> **Provided information**
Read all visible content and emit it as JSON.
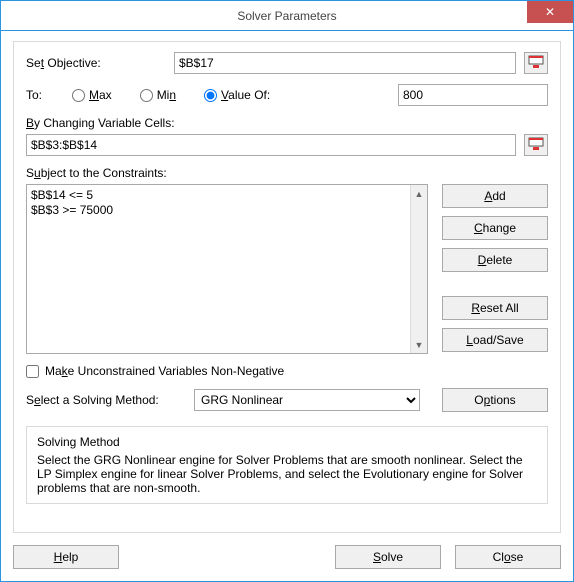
{
  "window": {
    "title": "Solver Parameters",
    "close": "✕"
  },
  "labels": {
    "set_objective": "Set Objective:",
    "to": "To:",
    "max": "Max",
    "min": "Min",
    "value_of": "Value Of:",
    "by_changing": "By Changing Variable Cells:",
    "subject_to": "Subject to the Constraints:",
    "make_unconstrained": "Make Unconstrained Variables Non-Negative",
    "select_method": "Select a Solving Method:"
  },
  "fields": {
    "objective": "$B$17",
    "value_of": "800",
    "changing_cells": "$B$3:$B$14",
    "method_selected": "GRG Nonlinear",
    "to_selected": "value_of",
    "make_unconstrained_checked": false
  },
  "constraints": [
    "$B$14 <= 5",
    "$B$3 >= 75000"
  ],
  "buttons": {
    "add": "Add",
    "change": "Change",
    "delete": "Delete",
    "reset_all": "Reset All",
    "load_save": "Load/Save",
    "options": "Options",
    "help": "Help",
    "solve": "Solve",
    "close": "Close"
  },
  "method_box": {
    "title": "Solving Method",
    "body": "Select the GRG Nonlinear engine for Solver Problems that are smooth nonlinear. Select the LP Simplex engine for linear Solver Problems, and select the Evolutionary engine for Solver problems that are non-smooth."
  }
}
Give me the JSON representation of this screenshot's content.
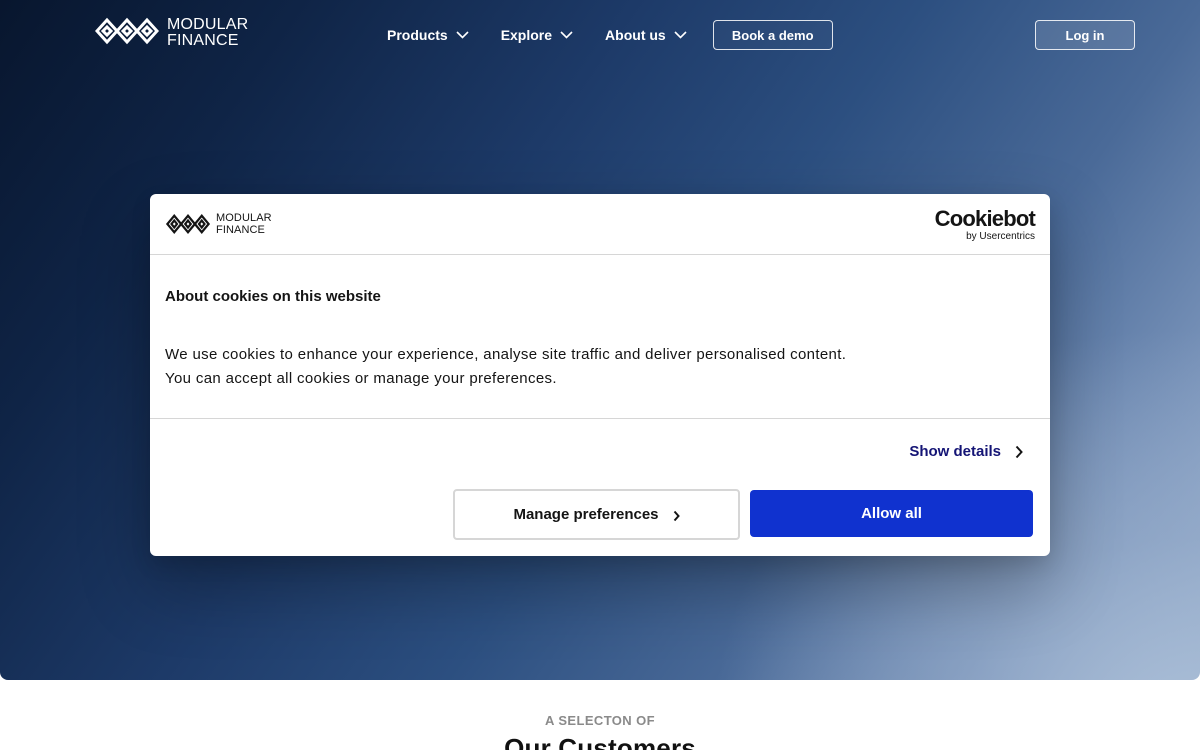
{
  "brand": {
    "name_line1": "MODULAR",
    "name_line2": "FINANCE",
    "logo_icon": "diamond-chain-logo"
  },
  "nav": {
    "items": [
      {
        "label": "Products",
        "icon": "chevron-down-icon"
      },
      {
        "label": "Explore",
        "icon": "chevron-down-icon"
      },
      {
        "label": "About us",
        "icon": "chevron-down-icon"
      }
    ],
    "book_demo": "Book a demo",
    "login": "Log in"
  },
  "cookie_dialog": {
    "brand_line1": "MODULAR",
    "brand_line2": "FINANCE",
    "provider_main": "Cookiebot",
    "provider_sub": "by Usercentrics",
    "title": "About cookies on this website",
    "text_line1": "We use cookies to enhance your experience, analyse site traffic and deliver personalised content.",
    "text_line2": "You can accept all cookies or manage your preferences.",
    "show_details": "Show details",
    "manage_preferences": "Manage preferences",
    "allow_all": "Allow all",
    "allow_color": "#1032cf"
  },
  "customers": {
    "eyebrow": "A SELECTON OF",
    "title": "Our Customers"
  }
}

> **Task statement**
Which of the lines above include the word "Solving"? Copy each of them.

> **Task solution**
    "select_method": "Select a Solving Method:"
    "title": "Solving Method",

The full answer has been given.